15th December, 2020
By Jackson Graham, The Standard
An independent acoustician will do noise assessment at the Hawkesdale Wind Farm site, preparing a background noise report for a council before the project is built.
Moyne Shire councillors at their December meeting narrowly voted 4-3 to contract their own acoustician after Hawkesdale residents pushed for noise tests by developer Global Power Generation (GPG) be independently verified.
Councillors agreed to pass an amended motion by councillor Jim Doukas, who had requested one of three acousticians he believed were independent do the work.
Cr Doukas told the meeting the council was unable to access GPG’s noise tests and should do its own. But he said the council should not employ EPA-accredited acousticians he believed lacked independence because of a work history with wind farm companies.
“It’s an insult to people to say ‘get the EPA’ when all those companies have been working from the wind farms for day one,” he said.
But councillors Ian Smith, Karen Foster and Jordan Lockett amended the motion to direct the council to simply contract an “independent” acoustician.
The council will determine the independence of the contractor at a later date, officers clarified.
Four Moyne residents addressed the meeting to speak about their anxiety over the proximity of the wind farm to the township and push the council to take more responsibility in enforcing the state-issued planning permit.
“If you put this forward you will be providing a duty of care to the people of Hawkesdale, by saying the noise testing is the best we can get it … I believe there is a potentially flawed noise assessment report sitting out there,” Hawkesdale resident John Bos said.
The Hawkesdale Wind Farm received a planning permit in 2008, and GPG says construction is now due to commence next year after the project sat idle for years and had multiple state government permit renewals.
But councillors Damian Gleeson, Daniel Meade and James Purcell opposed the council doing its own noise assessment.
Cr Gleeson said he believed the Hawkesdale community should commit to some of the cost.
“I am very sympathetic that this has been going on for 12 years.

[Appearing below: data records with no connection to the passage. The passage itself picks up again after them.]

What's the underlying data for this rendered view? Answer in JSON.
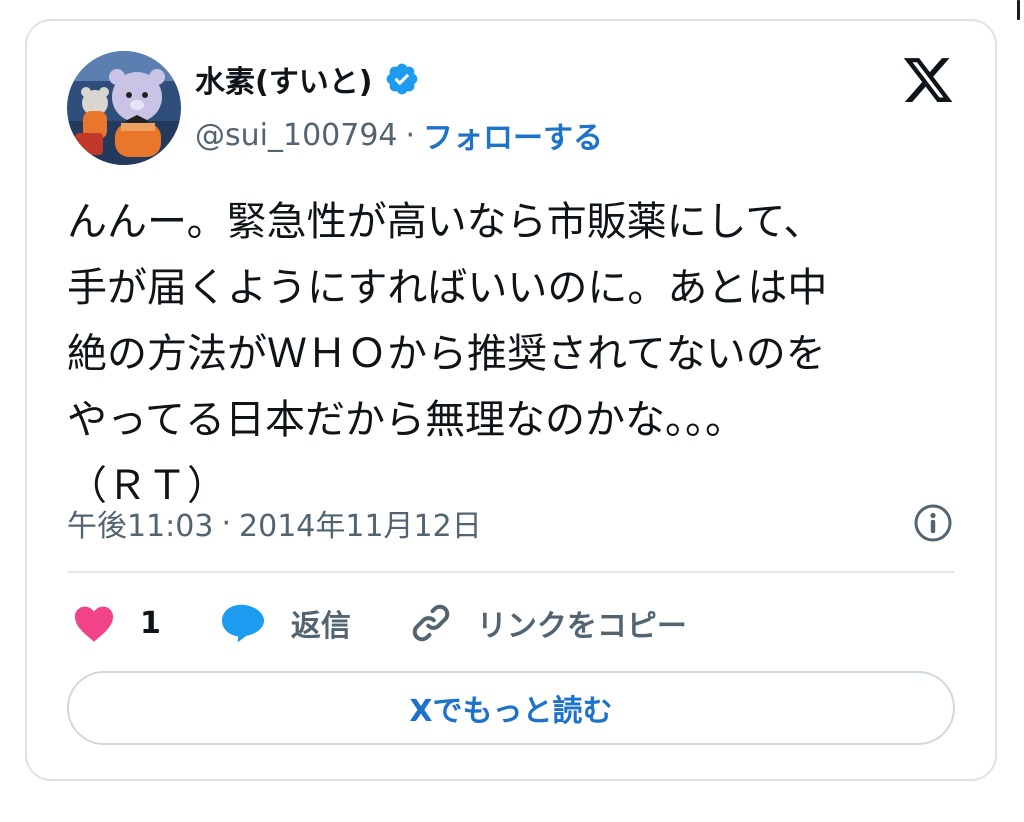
{
  "user": {
    "display_name": "水素(すいと)",
    "handle": "@sui_100794",
    "separator": "·",
    "follow_label": "フォローする",
    "verified": true
  },
  "tweet": {
    "lines": [
      "んんー。緊急性が高いなら市販薬にして、",
      "手が届くようにすればいいのに。あとは中",
      "絶の方法がＷＨＯから推奨されてないのを",
      "やってる日本だから無理なのかな。。。",
      "（ＲＴ）"
    ]
  },
  "meta": {
    "time": "午後11:03",
    "separator": "·",
    "date": "2014年11月12日"
  },
  "actions": {
    "like_count": "1",
    "reply_label": "返信",
    "copy_link_label": "リンクをコピー"
  },
  "read_more_label": "Xでもっと読む",
  "colors": {
    "accent": "#1d72c9",
    "like": "#f0438a",
    "reply": "#1d9bf0",
    "verified": "#1d9bf0",
    "text_primary": "#0f1419",
    "text_secondary": "#536471",
    "border": "#dfe3e7"
  },
  "icons": {
    "brand": "x-logo-icon",
    "verified": "verified-badge-icon",
    "info": "info-icon",
    "like": "heart-icon",
    "reply": "speech-bubble-icon",
    "copy": "link-icon"
  }
}
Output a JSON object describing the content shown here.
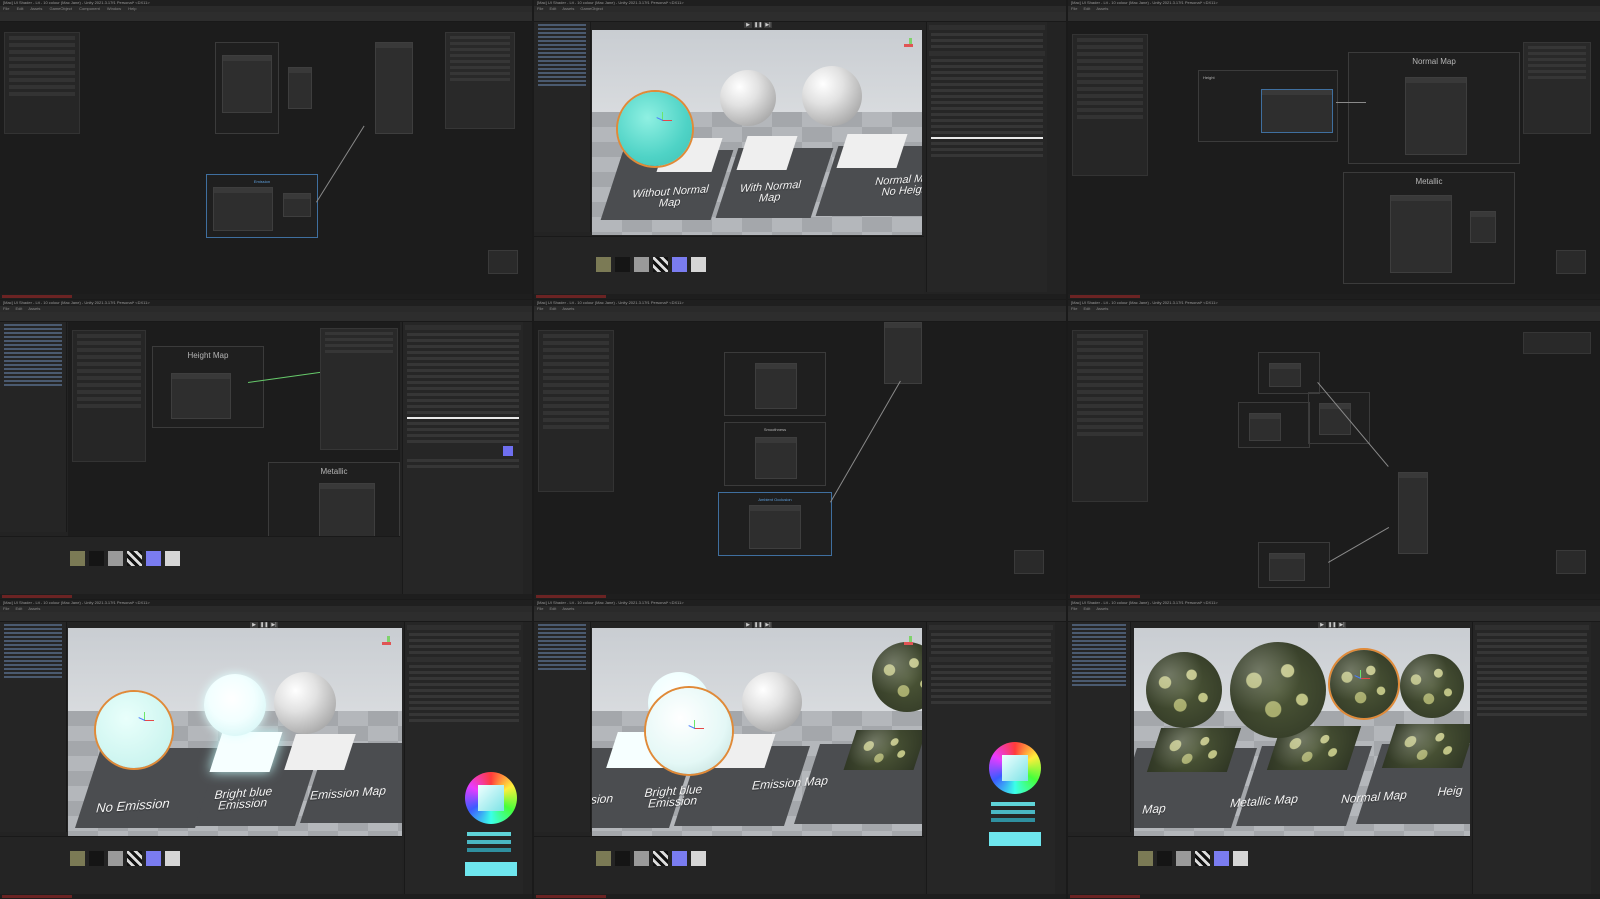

But I feel the community has let themselves down and it is only in the last 45 days they have been whipped into a frenzy, and all of the sudden it’s the Moyne Shire’s fault,” he said.
“All the presenters who have come in today have said ‘this is your fault and you should pay.’ If the community came in and said ‘we will go you halves’ … I would have no problem saying ‘let’s go at it’.”
No budget was given at the meeting for the noise tests, although Cr Doukas said it would likely cost the council between $20,000 and $30,000.
Cr Purcell also opposed the motion because he was unconvinced of its effectiveness and purpose.
“We all agree the issue is that the turbines are too close to Hawkesldae. But that doesn’t mean we have power to do much about it. Even if we go through this and get an independent assessment done, what do we do with it?” he said.
“It’s just another report.
I’m not sure what the benefit is without an end goal.”
Cr Meade also voted against the motion, saying the council already had a number of advocacy positions on shire wind farms.
“We have listened to the concerns and advocated on several occasions. We are hopefully meeting with the planning minister in the new year and we will be bringing up the concerns again,” he said.